How do I get permission?

If the artist is a member of a copyright collecting society, you may be able to get permission from the society.

The major copyright collecting society for artists is VISCOPY: Some artists (especially those who illustrate books and other print publications) may be members of Copyright Agency Ltd (CAL):

In other cases, you may need to contact the artist directly. If you want to reproduce a work that has been published in a book or on articles such as cards or T-shirts, the publisher or manufacturer may be able to give you information about who to contact for permission. There are also a number of organisations that license artworks such as cartoons.

Copyright law does not protect styles or techniques. However, if another artist’s use of your distinctive style law of “passing off”, consumer protection legislation or trade practices legislation. You will generally need to get advice from a lawyer with expertise in these areas of law.

Creating artworks on commission
If I am paid to create a design, what rights does the client have?
As noted above, a freelance artist or designer is usually the first owner of copyright.   Generally, the client will have the right to use the design for the purpose for which it was commissioned. It is a good idea to have a written agreement which sets out the client’s rights.
Can I use another person’s work without permission if I make changes?
You do not escape the obligation to get permission by making changes or additions to a work (such as changing the colours). If you can put two works side by side and identify important parts that have been copied, it is likely that you need permission.
Do I need permission to make a painting or drawing based on a photograph?
Generally, if you use a photograph as a source of information (for example, for information about the colours or proportions of an animal), you will not need permission. However, if you reproduce an important part of the photographer’s composition, you may need permission.
Do I need permission to photograph or draw public art?
You may draw, paint, photograph or film a sculpture or work of artistic craftsmanship which is publicly displayed “other than temporarily” without permission from the copyright owner. This does not apply to other public art, such as murals. You may draw, paint, photograph or film a building without permission.
Do I need permission to copy a photograph of an artistic work from a book?

There may be two copyrights: copyright in the artistic work (for example, a painting) and copyright in the photograph of the artistic work.   You will generally need permission from the owner of copyright in the artistic work unless the copyright has expired.

It is not clear whether you need permission in relation to the photograph, where the photograph depicts nothing but the artistic work and is indistinguishable from other photographs of the same work.

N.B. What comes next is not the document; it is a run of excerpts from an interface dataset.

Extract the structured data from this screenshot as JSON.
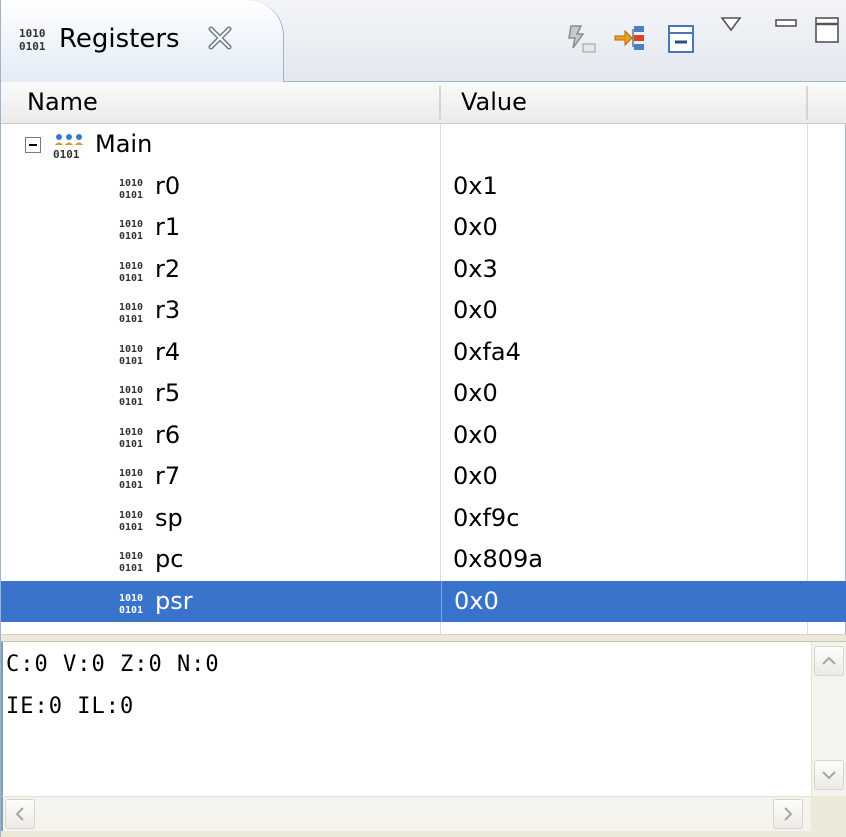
{
  "tab": {
    "title": "Registers",
    "icon": "registers-binary-icon"
  },
  "toolbar": {
    "icons": [
      "clear-icon",
      "goto-icon",
      "collapse-all-icon",
      "view-menu-icon",
      "minimize-icon",
      "maximize-icon"
    ]
  },
  "columns": {
    "name": "Name",
    "value": "Value"
  },
  "group": {
    "name": "Main",
    "expanded": true
  },
  "registers": [
    {
      "name": "r0",
      "value": "0x1"
    },
    {
      "name": "r1",
      "value": "0x0"
    },
    {
      "name": "r2",
      "value": "0x3"
    },
    {
      "name": "r3",
      "value": "0x0"
    },
    {
      "name": "r4",
      "value": "0xfa4"
    },
    {
      "name": "r5",
      "value": "0x0"
    },
    {
      "name": "r6",
      "value": "0x0"
    },
    {
      "name": "r7",
      "value": "0x0"
    },
    {
      "name": "sp",
      "value": "0xf9c"
    },
    {
      "name": "pc",
      "value": "0x809a"
    },
    {
      "name": "psr",
      "value": "0x0",
      "selected": true
    }
  ],
  "details": {
    "lines": [
      "C:0 V:0 Z:0 N:0",
      "IE:0 IL:0"
    ]
  },
  "colors": {
    "selection": "#3a73cc",
    "border": "#9fb4cc"
  }
}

There are strong arguments that you do not need permission in such cases. However, if the photograph of the artistic work is distinguishable from other photographs of the same artwork, you will generally need permission from the owner of copyright in the photograph.

Do I need permission to use clip art images in a document I am creating?
You should check whether the licence agreement which came with the clipart software (or appeared on the website from which you downloaded the clipart) allows you to use the art in the ways you want. If you are uncertain whether you are allowed to use the material in your document, you should check with the distributor or copyright owner.
Do I need permission to put an artwork onto my website?
Generally, yes. If the work is protected by copyright you will need permission from the copyright owner to communicate the work to the public via the web site, unless one of the exceptions to infringement applies to the situation.
For further information about copyright, see our website— or contact us. Information from the Arts Law Centre of Australia may also be of interest to you: see or telephone (02) 9356 2566.